I utilize a biscuit joiner to link the mitered 45-degree edges of each board. Dry fit the frame together again, and use a marker or pencil on the backside of the frame to mark a straight line throughout each joint. You will utilize that mark when you line up the joiner.
Use the biscuit joiner to produce notches in each board. The wooden biscuits will fit into the cutout produced, and wood glue will be utilized to secure them in position when you put together the frame.
Once the glue has actually dried and the frame is solid, add hardware to the backside to make the frame functional. Healing plates successfully keep the glass pane and art work secured in the rabbeted edge of the frame, and D-rings and wire make it possible to hang it.

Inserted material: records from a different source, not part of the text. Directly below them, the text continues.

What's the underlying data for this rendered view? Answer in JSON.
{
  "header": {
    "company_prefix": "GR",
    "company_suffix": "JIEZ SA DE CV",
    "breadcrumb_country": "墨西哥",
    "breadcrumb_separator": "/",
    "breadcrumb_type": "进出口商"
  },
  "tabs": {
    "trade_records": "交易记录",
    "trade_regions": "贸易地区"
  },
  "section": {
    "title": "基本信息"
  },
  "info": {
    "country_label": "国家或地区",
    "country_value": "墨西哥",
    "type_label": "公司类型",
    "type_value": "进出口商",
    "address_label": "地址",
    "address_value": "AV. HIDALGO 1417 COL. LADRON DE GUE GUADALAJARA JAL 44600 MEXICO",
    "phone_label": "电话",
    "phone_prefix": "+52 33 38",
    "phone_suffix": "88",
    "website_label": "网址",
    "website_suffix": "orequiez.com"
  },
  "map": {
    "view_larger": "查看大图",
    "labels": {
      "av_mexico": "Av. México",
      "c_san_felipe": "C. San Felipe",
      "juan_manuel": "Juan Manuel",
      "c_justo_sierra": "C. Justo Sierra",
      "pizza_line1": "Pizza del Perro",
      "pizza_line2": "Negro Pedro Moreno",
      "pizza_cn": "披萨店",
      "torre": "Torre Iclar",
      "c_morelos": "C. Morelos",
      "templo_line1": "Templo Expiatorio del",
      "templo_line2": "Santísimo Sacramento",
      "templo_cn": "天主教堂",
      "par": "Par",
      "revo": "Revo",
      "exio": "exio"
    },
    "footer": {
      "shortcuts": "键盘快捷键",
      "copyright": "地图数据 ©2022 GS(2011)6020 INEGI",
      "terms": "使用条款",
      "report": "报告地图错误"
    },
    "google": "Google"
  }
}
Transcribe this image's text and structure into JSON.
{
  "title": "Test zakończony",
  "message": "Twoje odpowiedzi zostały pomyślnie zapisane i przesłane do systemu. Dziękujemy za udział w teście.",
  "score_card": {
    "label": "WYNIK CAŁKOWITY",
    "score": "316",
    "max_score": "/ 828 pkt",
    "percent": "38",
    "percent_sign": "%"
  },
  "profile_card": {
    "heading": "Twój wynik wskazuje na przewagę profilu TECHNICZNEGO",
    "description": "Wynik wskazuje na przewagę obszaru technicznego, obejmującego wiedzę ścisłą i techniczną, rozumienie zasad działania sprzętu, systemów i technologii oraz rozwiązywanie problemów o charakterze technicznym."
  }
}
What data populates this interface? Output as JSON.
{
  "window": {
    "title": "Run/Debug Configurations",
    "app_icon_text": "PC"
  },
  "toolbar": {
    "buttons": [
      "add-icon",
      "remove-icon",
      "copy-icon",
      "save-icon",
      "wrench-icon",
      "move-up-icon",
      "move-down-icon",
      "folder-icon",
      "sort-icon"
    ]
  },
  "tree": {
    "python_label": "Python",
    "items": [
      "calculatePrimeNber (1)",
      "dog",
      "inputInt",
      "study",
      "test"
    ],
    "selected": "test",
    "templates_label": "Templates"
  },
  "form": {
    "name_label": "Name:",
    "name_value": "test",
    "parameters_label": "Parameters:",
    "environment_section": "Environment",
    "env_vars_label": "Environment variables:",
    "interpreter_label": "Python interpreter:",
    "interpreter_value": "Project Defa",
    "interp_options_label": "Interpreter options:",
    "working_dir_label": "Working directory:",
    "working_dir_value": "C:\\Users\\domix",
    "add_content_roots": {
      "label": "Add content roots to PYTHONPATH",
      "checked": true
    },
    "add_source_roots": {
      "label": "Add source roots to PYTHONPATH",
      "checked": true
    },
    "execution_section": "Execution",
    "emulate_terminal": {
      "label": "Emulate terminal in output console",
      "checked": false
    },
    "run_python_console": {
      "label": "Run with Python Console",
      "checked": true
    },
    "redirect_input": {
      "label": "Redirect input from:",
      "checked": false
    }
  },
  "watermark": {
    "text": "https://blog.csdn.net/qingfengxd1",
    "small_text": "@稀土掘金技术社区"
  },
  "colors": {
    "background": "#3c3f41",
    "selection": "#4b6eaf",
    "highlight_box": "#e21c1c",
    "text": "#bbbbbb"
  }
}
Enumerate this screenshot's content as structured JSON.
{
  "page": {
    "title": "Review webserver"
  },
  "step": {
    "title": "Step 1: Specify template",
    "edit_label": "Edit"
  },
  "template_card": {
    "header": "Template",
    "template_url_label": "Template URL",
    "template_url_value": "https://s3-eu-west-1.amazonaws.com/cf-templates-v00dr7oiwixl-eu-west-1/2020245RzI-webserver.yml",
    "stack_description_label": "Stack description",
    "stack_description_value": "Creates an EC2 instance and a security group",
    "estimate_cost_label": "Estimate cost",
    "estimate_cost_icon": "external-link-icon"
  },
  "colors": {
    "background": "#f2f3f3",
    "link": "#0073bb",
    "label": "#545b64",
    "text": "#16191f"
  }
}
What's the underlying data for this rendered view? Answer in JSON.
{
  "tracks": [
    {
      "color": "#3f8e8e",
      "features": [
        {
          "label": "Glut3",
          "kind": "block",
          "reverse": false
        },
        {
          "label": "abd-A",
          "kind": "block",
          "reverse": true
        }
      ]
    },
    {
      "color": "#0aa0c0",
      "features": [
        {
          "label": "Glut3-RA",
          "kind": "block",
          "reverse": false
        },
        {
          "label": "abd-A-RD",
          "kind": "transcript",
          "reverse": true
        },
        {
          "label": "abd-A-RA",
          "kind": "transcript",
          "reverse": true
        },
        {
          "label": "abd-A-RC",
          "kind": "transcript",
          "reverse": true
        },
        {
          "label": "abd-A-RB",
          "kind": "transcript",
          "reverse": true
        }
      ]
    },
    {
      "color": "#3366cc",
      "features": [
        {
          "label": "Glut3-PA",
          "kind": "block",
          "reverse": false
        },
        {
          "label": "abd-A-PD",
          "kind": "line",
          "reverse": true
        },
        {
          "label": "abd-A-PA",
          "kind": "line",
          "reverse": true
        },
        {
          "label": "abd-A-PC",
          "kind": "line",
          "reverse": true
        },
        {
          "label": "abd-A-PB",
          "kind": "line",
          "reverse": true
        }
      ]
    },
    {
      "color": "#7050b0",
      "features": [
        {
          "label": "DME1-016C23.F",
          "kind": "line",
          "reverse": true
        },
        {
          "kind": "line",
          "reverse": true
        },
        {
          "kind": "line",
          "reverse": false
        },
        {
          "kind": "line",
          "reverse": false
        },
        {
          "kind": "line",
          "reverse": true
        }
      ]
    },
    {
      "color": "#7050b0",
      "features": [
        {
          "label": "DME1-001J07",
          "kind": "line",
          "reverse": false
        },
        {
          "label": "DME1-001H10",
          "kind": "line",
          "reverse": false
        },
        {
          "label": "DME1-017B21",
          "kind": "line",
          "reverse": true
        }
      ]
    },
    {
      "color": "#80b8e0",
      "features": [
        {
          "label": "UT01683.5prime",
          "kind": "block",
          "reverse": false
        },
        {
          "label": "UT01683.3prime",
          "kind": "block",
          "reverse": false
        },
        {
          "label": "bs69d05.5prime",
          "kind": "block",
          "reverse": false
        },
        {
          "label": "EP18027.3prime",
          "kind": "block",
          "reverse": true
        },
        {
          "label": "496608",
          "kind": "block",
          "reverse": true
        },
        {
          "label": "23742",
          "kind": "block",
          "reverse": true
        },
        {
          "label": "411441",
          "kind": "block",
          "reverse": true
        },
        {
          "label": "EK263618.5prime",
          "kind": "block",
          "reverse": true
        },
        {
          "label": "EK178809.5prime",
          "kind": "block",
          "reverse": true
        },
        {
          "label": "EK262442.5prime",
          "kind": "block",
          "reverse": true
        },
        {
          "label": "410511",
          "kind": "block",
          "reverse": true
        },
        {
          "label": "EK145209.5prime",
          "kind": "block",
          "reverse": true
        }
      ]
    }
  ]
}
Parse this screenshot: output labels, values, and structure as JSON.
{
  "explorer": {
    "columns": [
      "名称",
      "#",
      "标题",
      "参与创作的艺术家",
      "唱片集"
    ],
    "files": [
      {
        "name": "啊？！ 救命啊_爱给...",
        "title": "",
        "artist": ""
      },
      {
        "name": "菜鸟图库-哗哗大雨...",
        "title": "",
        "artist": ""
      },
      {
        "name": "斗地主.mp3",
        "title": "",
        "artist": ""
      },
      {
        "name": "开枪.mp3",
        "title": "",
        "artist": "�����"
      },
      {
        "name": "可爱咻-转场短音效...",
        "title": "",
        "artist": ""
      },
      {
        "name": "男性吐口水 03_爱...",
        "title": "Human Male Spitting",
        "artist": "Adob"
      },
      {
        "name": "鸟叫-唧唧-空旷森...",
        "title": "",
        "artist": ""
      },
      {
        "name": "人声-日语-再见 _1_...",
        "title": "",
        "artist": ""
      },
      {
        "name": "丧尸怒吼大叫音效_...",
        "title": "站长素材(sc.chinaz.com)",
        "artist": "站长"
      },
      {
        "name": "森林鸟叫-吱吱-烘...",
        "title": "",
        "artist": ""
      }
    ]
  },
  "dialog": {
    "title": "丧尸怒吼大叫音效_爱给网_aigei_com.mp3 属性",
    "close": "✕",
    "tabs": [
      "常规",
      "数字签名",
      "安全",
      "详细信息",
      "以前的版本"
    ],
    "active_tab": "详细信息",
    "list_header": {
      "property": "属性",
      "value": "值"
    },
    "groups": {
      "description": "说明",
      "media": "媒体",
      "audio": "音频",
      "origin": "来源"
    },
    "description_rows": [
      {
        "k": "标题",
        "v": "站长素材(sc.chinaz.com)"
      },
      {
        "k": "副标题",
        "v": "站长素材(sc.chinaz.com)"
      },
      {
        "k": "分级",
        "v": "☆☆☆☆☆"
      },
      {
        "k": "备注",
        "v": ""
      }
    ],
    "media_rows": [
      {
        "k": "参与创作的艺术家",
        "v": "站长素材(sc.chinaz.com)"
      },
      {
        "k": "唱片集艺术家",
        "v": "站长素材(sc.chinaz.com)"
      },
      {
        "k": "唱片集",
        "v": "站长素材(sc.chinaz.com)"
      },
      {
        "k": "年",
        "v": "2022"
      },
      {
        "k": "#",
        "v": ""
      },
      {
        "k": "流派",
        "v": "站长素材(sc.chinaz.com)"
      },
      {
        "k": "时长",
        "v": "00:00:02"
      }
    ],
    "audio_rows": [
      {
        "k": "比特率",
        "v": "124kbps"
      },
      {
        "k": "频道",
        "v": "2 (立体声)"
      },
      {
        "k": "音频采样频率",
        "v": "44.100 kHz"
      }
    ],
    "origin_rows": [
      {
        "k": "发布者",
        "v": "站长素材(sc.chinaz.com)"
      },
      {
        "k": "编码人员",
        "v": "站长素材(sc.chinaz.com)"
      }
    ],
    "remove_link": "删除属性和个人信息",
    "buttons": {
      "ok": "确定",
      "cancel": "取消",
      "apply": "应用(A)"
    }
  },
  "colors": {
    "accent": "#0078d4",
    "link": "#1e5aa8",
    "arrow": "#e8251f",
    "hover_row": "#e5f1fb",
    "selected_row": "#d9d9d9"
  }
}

I have actually long taken pleasure in the aesthetic of a good dimensional shadow box to show pictures, treasures, and found things. They really provide themselves to an innovative canvas like no flat picture frame can, thanks to having a built-in gap between the back of the frame and the glass. I've utilized them a lot when developing friendly little Father's Day presents and graduation presents, and just recently, when I came across a set at the store, I decided to make my own to include a little something unique to my own house's design.
Note: That's not me, just the frame girl and the frame young boy. I truly liked that this trio of 8.5 × 11 ″ frames was bundled and sold for $20. If you have a 40% off voucher at the craft store, you might even get the prices down better to $12, high-five. They're economical, yet not end up and built well enough for me to be distressed about tearing them apart and painting them:
First things first: That matte black plastic surface wasn't rather best for me. It wasn't in bad shape, not that at all, however instead of blacks, my home's palette lends more to grays and browns.
Enter Rust-Oleum Oil-Rubbed Bronze spray paint: Each frame was given a shiny new coat, instantly changing them into something that might be hung on any wall or put on any rack.
While the frames dried, I started to map out my strategy. Beginning by creating my own backdrop for the shadow boxes, I utilized standard drawing paper (in an ivory color) and traced lays out sized to match the back panel of the shadow boxes.
Cut with scissors (and an energy knife for the finer curves), I was ready to start planning the organization of my little treasures.
The treasures themselves, were seashells. Not necessarily seashells that I found and collected for years and am framing for nostalgic factors, simply a stash of shells that I purchased a garage sale and saved in a quite blue glass container up until I discovered a good reason to utilize them.
I didn't understand precisely what I was going to come up with when I started. I had fun with great deals of various plans prior to I started to glue anything in place. A few of my favorites were: